OEM Market Share
For the three-month average period ending in May, 234 million Americans age 13 and older used mobile devices. Device manufacturer Samsung ranked as the top OEM with 25.7 percent of U.S. mobile subscribers (up 0.1 percentage points), followed by LG with 19.1 percent share. Apple continued to grow its share in the OEM market, ranking third with 15.0 percent (up 1.5 percentage points), followed by Motorola with 12.0 percent and HTC with 6.1 percent.
Smartphone Platform Market Share
Nearly 110 million people in the U.S. owned smartphones during the three months ending in May, up 5 percent versus February. Google Android ranked as the top smartphone platform with 50.9 percent market share (up 0.8 percentage points). Five years after the release of the first iPhone, Apple’s share of the smartphone market reached 31.9 percent in May (up 1.7 percentage points). RIM ranked third with 11.4 percent share, followed by Microsoft (4.0 percent) and Symbian (1.1 percent).
Mobile Content Usage
In May, 74.8 percent of U.S. mobile subscribers used text messaging on their mobile device. Downloaded applications were used by 51.1 percent of subscribers (up 1.6 percentage points), while browsers were used by 49.8 percent (up 0.6 percentage points). Accessing of social networking sites or blogs increased 0.6 percentage points to 36.7 percent of mobile subscribers. Game-playing was done by 33.5 percent of the mobile audience (up 1.3 percentage points), while 27.0 percent listened to music on their phones (up 2.2 percentage points).
The mobile workforce needs connectivity capability. Options include (but are not limited to) mobile broadband, Wi-Fi, or Bluetooth. Here's a look at each option.
Mobile broadband is the marketing term for wireless Internet access through a portable modem, mobile phone or other mobile device. Mobile broadband is an embedded 3G or 4G broadband technology that works in conjunction with a wireless service provider that supplies nationwide coverage. By using the latest wireless technology, mobile workers experience connection speeds comparable to DSL (digital subscriber line) that are standard in most workplaces.
4G is the 4th Generation of standards for mobile phones and mobile telecommunications that adheres to the IMT Advanced specifications by the International Telecommunication Union. It is a successor to the 3G and 2G families of standards. Mobile telecommunications that use 4G are expected to provide a comprehensive and secure IP based mobile broadband solution to laptop computer wireless modems, smartphones, and other mobile devices.
Data traffic can be secured between the notebook and cellular tower with 128-bit encryption—the same level used in e-commerce transactions.
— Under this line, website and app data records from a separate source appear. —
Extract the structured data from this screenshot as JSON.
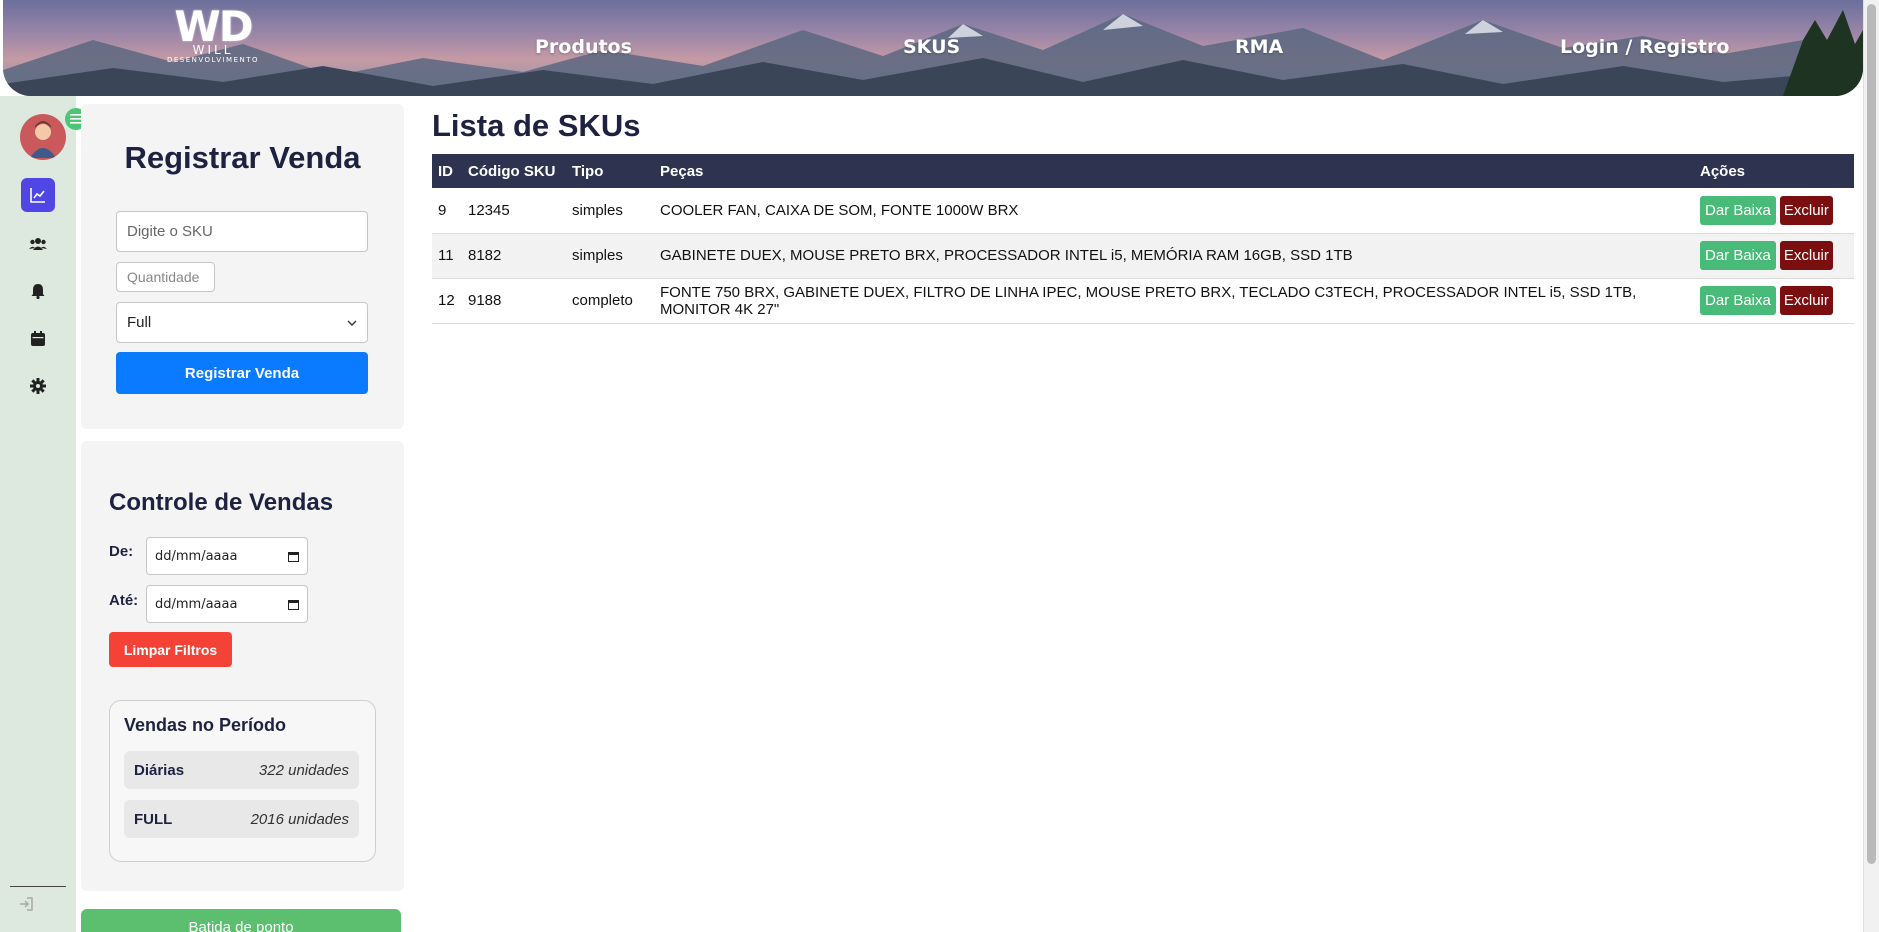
{
  "header": {
    "logo": {
      "initials": "WD",
      "name": "WILL",
      "tagline": "DESENVOLVIMENTO"
    },
    "nav": [
      {
        "label": "Produtos"
      },
      {
        "label": "SKUS"
      },
      {
        "label": "RMA"
      },
      {
        "label": "Login / Registro"
      }
    ]
  },
  "sidebar": {
    "icons": [
      "chart-line-icon",
      "users-icon",
      "bell-icon",
      "calendar-icon",
      "gear-icon"
    ],
    "active_index": 0,
    "accent": "#4f46e5",
    "logout_icon": "sign-in-icon"
  },
  "registrar": {
    "title": "Registrar Venda",
    "sku_placeholder": "Digite o SKU",
    "qty_placeholder": "Quantidade",
    "tipo_selected": "Full",
    "button": "Registrar Venda"
  },
  "controle": {
    "title": "Controle de Vendas",
    "de_label": "De:",
    "ate_label": "Até:",
    "date_placeholder": "dd/mm/aaaa",
    "clear_button": "Limpar Filtros",
    "periodo_title": "Vendas no Período",
    "rows": [
      {
        "label": "Diárias",
        "value": "322 unidades"
      },
      {
        "label": "FULL",
        "value": "2016 unidades"
      }
    ],
    "batida_button": "Batida de ponto"
  },
  "skus": {
    "title": "Lista de SKUs",
    "columns": [
      "ID",
      "Código SKU",
      "Tipo",
      "Peças",
      "Ações"
    ],
    "rows": [
      {
        "id": "9",
        "codigo": "12345",
        "tipo": "simples",
        "pecas": "COOLER FAN, CAIXA DE SOM, FONTE 1000W BRX"
      },
      {
        "id": "11",
        "codigo": "8182",
        "tipo": "simples",
        "pecas": "GABINETE DUEX, MOUSE PRETO BRX, PROCESSADOR INTEL i5, MEMÓRIA RAM 16GB, SSD 1TB"
      },
      {
        "id": "12",
        "codigo": "9188",
        "tipo": "completo",
        "pecas": "FONTE 750 BRX, GABINETE DUEX, FILTRO DE LINHA IPEC, MOUSE PRETO BRX, TECLADO C3TECH, PROCESSADOR INTEL i5, SSD 1TB, MONITOR 4K 27\""
      }
    ],
    "action_baixa": "Dar Baixa",
    "action_excluir": "Excluir"
  },
  "colors": {
    "header_table": "#2e3450",
    "primary": "#0a7bff",
    "danger": "#f44336",
    "success": "#48bb78",
    "excluir": "#7b0f0f"
  }
}
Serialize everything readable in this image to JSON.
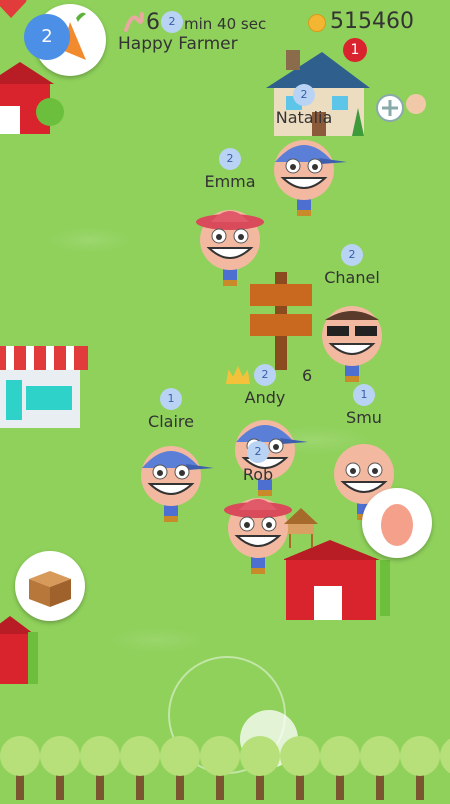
{
  "hud": {
    "player_level": "2",
    "player_name": "Happy Farmer",
    "worm_count": "6",
    "timer_text": "min 40 sec",
    "coins": "515460",
    "house_badge": "1",
    "timer_badge": "2"
  },
  "players": [
    {
      "name": "Natalia",
      "level": "2"
    },
    {
      "name": "Emma",
      "level": "2"
    },
    {
      "name": "Chanel",
      "level": "2"
    },
    {
      "name": "Andy",
      "level": "2"
    },
    {
      "name": "Claire",
      "level": "1"
    },
    {
      "name": "Smu",
      "level": "1"
    },
    {
      "name": "Rob",
      "level": "2"
    }
  ],
  "signpost_count": "6",
  "icons": [
    "heart-icon",
    "carrot-icon",
    "worm-icon",
    "coin-icon",
    "add-friend-icon",
    "crate-icon",
    "egg-icon",
    "shop-icon",
    "barn-icon",
    "house-icon",
    "signpost-icon",
    "joystick-icon"
  ],
  "colors": {
    "grass": "#8fd15b",
    "barn": "#d9232d",
    "badge": "#d9232d",
    "level_bubble": "#b9d3f5"
  }
}
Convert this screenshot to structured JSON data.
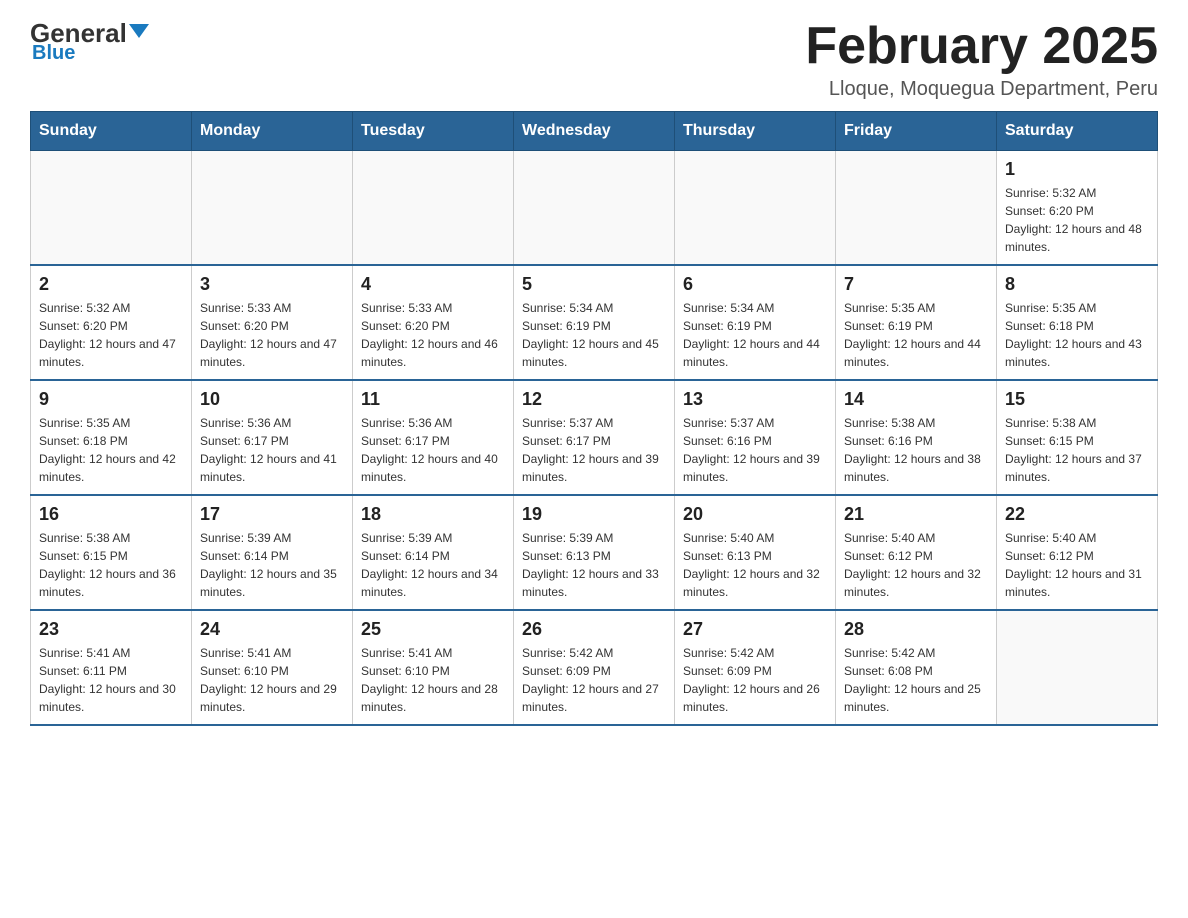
{
  "logo": {
    "general": "General",
    "triangle": "▼",
    "blue": "Blue"
  },
  "header": {
    "month_year": "February 2025",
    "location": "Lloque, Moquegua Department, Peru"
  },
  "weekdays": [
    "Sunday",
    "Monday",
    "Tuesday",
    "Wednesday",
    "Thursday",
    "Friday",
    "Saturday"
  ],
  "weeks": [
    [
      {
        "day": "",
        "info": ""
      },
      {
        "day": "",
        "info": ""
      },
      {
        "day": "",
        "info": ""
      },
      {
        "day": "",
        "info": ""
      },
      {
        "day": "",
        "info": ""
      },
      {
        "day": "",
        "info": ""
      },
      {
        "day": "1",
        "info": "Sunrise: 5:32 AM\nSunset: 6:20 PM\nDaylight: 12 hours and 48 minutes."
      }
    ],
    [
      {
        "day": "2",
        "info": "Sunrise: 5:32 AM\nSunset: 6:20 PM\nDaylight: 12 hours and 47 minutes."
      },
      {
        "day": "3",
        "info": "Sunrise: 5:33 AM\nSunset: 6:20 PM\nDaylight: 12 hours and 47 minutes."
      },
      {
        "day": "4",
        "info": "Sunrise: 5:33 AM\nSunset: 6:20 PM\nDaylight: 12 hours and 46 minutes."
      },
      {
        "day": "5",
        "info": "Sunrise: 5:34 AM\nSunset: 6:19 PM\nDaylight: 12 hours and 45 minutes."
      },
      {
        "day": "6",
        "info": "Sunrise: 5:34 AM\nSunset: 6:19 PM\nDaylight: 12 hours and 44 minutes."
      },
      {
        "day": "7",
        "info": "Sunrise: 5:35 AM\nSunset: 6:19 PM\nDaylight: 12 hours and 44 minutes."
      },
      {
        "day": "8",
        "info": "Sunrise: 5:35 AM\nSunset: 6:18 PM\nDaylight: 12 hours and 43 minutes."
      }
    ],
    [
      {
        "day": "9",
        "info": "Sunrise: 5:35 AM\nSunset: 6:18 PM\nDaylight: 12 hours and 42 minutes."
      },
      {
        "day": "10",
        "info": "Sunrise: 5:36 AM\nSunset: 6:17 PM\nDaylight: 12 hours and 41 minutes."
      },
      {
        "day": "11",
        "info": "Sunrise: 5:36 AM\nSunset: 6:17 PM\nDaylight: 12 hours and 40 minutes."
      },
      {
        "day": "12",
        "info": "Sunrise: 5:37 AM\nSunset: 6:17 PM\nDaylight: 12 hours and 39 minutes."
      },
      {
        "day": "13",
        "info": "Sunrise: 5:37 AM\nSunset: 6:16 PM\nDaylight: 12 hours and 39 minutes."
      },
      {
        "day": "14",
        "info": "Sunrise: 5:38 AM\nSunset: 6:16 PM\nDaylight: 12 hours and 38 minutes."
      },
      {
        "day": "15",
        "info": "Sunrise: 5:38 AM\nSunset: 6:15 PM\nDaylight: 12 hours and 37 minutes."
      }
    ],
    [
      {
        "day": "16",
        "info": "Sunrise: 5:38 AM\nSunset: 6:15 PM\nDaylight: 12 hours and 36 minutes."
      },
      {
        "day": "17",
        "info": "Sunrise: 5:39 AM\nSunset: 6:14 PM\nDaylight: 12 hours and 35 minutes."
      },
      {
        "day": "18",
        "info": "Sunrise: 5:39 AM\nSunset: 6:14 PM\nDaylight: 12 hours and 34 minutes."
      },
      {
        "day": "19",
        "info": "Sunrise: 5:39 AM\nSunset: 6:13 PM\nDaylight: 12 hours and 33 minutes."
      },
      {
        "day": "20",
        "info": "Sunrise: 5:40 AM\nSunset: 6:13 PM\nDaylight: 12 hours and 32 minutes."
      },
      {
        "day": "21",
        "info": "Sunrise: 5:40 AM\nSunset: 6:12 PM\nDaylight: 12 hours and 32 minutes."
      },
      {
        "day": "22",
        "info": "Sunrise: 5:40 AM\nSunset: 6:12 PM\nDaylight: 12 hours and 31 minutes."
      }
    ],
    [
      {
        "day": "23",
        "info": "Sunrise: 5:41 AM\nSunset: 6:11 PM\nDaylight: 12 hours and 30 minutes."
      },
      {
        "day": "24",
        "info": "Sunrise: 5:41 AM\nSunset: 6:10 PM\nDaylight: 12 hours and 29 minutes."
      },
      {
        "day": "25",
        "info": "Sunrise: 5:41 AM\nSunset: 6:10 PM\nDaylight: 12 hours and 28 minutes."
      },
      {
        "day": "26",
        "info": "Sunrise: 5:42 AM\nSunset: 6:09 PM\nDaylight: 12 hours and 27 minutes."
      },
      {
        "day": "27",
        "info": "Sunrise: 5:42 AM\nSunset: 6:09 PM\nDaylight: 12 hours and 26 minutes."
      },
      {
        "day": "28",
        "info": "Sunrise: 5:42 AM\nSunset: 6:08 PM\nDaylight: 12 hours and 25 minutes."
      },
      {
        "day": "",
        "info": ""
      }
    ]
  ]
}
Because the connection technology is incorporated into the device, no additional equipment is necessary. Upgrades are easy for most products and generally cost less to maintain than other wireless technologies.
Various network standards may be used, such as GPRS, 3G, WiMAX, LTE, Flash-OFDM, IPW, iBurst UMTS/HSPA, EV-DO and some portable satellite-based systems. However mostly the term refers to EVDO (sister system to CDMA-1), EDGE on GSM and HSPDA/HSUPA/HSPA on UMTS/3G/Foma. Such systems piggyback on the mobile phone infrastructure (EDGE, HSPA etc. actually share spectrum with voice calls, which have priority). The actual "non-Mobile Phone" Mobile networks are very small subscriber base (Mobile WiMax, iBurst, Flash-OFDMA, IPW and portable Satellite terminals) compared to fixed wireless broadband.
Types of devices used:
Wi-Fi is a technology that relies on wireless "hotspots" for connections. As a result, mobile users must be in a specific location that offers wireless Internet access to use the device. Wireless hotspots are often provided by hotels, restaurants and airports free of charge in support of customer demand for this service. Wi-Fi connections are prone to security breaches, however, because most Wi-Fi hotspots use unsecured networks.
Bluetooth is a wireless networking protocol that enables devices in a PAN (personal area network) to communicate with one another.
VPNs are a secure, cost-effective method for connecting remote employees directly to private company networks via the Internet, or through the use of software. A VPN differs from traditional WAN (wide area network) connections because it doesn't transmit data over phone or other physical lines. As a result, VPNs are generally less expensive and easier to maintain than a WAN setup. There are multiple types of VPNs that can be established and a variety of methods are deployed to ensure VPNs are secure, such as firewalls and encryption.